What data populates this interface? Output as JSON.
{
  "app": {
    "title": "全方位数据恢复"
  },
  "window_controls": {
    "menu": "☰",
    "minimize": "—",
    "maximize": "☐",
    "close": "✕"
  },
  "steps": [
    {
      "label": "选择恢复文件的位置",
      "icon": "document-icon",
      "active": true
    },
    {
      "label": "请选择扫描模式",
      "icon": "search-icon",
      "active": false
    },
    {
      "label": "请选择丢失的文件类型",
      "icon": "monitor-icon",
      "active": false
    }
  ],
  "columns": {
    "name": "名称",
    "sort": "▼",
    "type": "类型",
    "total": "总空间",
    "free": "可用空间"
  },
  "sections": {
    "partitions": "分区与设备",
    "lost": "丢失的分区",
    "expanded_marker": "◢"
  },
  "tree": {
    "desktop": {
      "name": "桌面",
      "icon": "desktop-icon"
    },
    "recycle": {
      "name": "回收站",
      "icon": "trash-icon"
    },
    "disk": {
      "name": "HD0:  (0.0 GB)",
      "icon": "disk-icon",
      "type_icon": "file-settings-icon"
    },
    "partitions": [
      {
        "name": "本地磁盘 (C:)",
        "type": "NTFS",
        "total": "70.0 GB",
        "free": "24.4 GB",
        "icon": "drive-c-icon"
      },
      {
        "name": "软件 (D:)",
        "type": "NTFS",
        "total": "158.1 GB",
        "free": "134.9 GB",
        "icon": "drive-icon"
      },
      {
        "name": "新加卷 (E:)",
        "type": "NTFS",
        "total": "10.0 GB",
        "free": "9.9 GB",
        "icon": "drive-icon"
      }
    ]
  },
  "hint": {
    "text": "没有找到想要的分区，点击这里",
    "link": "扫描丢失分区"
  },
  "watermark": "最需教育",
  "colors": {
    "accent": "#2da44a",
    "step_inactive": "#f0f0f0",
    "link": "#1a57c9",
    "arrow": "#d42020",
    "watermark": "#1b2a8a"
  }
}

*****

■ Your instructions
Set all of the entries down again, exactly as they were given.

■ Task answer
What data populates this interface? Output as JSON.
{
  "app": {
    "title": "全方位数据恢复"
  },
  "window_controls": {
    "menu": "☰",
    "minimize": "—",
    "maximize": "☐",
    "close": "✕"
  },
  "steps": [
    {
      "label": "选择恢复文件的位置",
      "icon": "document-icon",
      "active": true
    },
    {
      "label": "请选择扫描模式",
      "icon": "search-icon",
      "active": false
    },
    {
      "label": "请选择丢失的文件类型",
      "icon": "monitor-icon",
      "active": false
    }
  ],
  "columns": {
    "name": "名称",
    "sort": "▼",
    "type": "类型",
    "total": "总空间",
    "free": "可用空间"
  },
  "sections": {
    "partitions": "分区与设备",
    "lost": "丢失的分区",
    "expanded_marker": "◢"
  },
  "tree": {
    "desktop": {
      "name": "桌面",
      "icon": "desktop-icon"
    },
    "recycle": {
      "name": "回收站",
      "icon": "trash-icon"
    },
    "disk": {
      "name": "HD0:  (0.0 GB)",
      "icon": "disk-icon",
      "type_icon": "file-settings-icon"
    },
    "partitions": [
      {
        "name": "本地磁盘 (C:)",
        "type": "NTFS",
        "total": "70.0 GB",
        "free": "24.4 GB",
        "icon": "drive-c-icon"
      },
      {
        "name": "软件 (D:)",
        "type": "NTFS",
        "total": "158.1 GB",
        "free": "134.9 GB",
        "icon": "drive-icon"
      },
      {
        "name": "新加卷 (E:)",
        "type": "NTFS",
        "total": "10.0 GB",
        "free": "9.9 GB",
        "icon": "drive-icon"
      }
    ]
  },
  "hint": {
    "text": "没有找到想要的分区，点击这里",
    "link": "扫描丢失分区"
  },
  "watermark": "最需教育",
  "colors": {
    "accent": "#2da44a",
    "step_inactive": "#f0f0f0",
    "link": "#1a57c9",
    "arrow": "#d42020",
    "watermark": "#1b2a8a"
  }
}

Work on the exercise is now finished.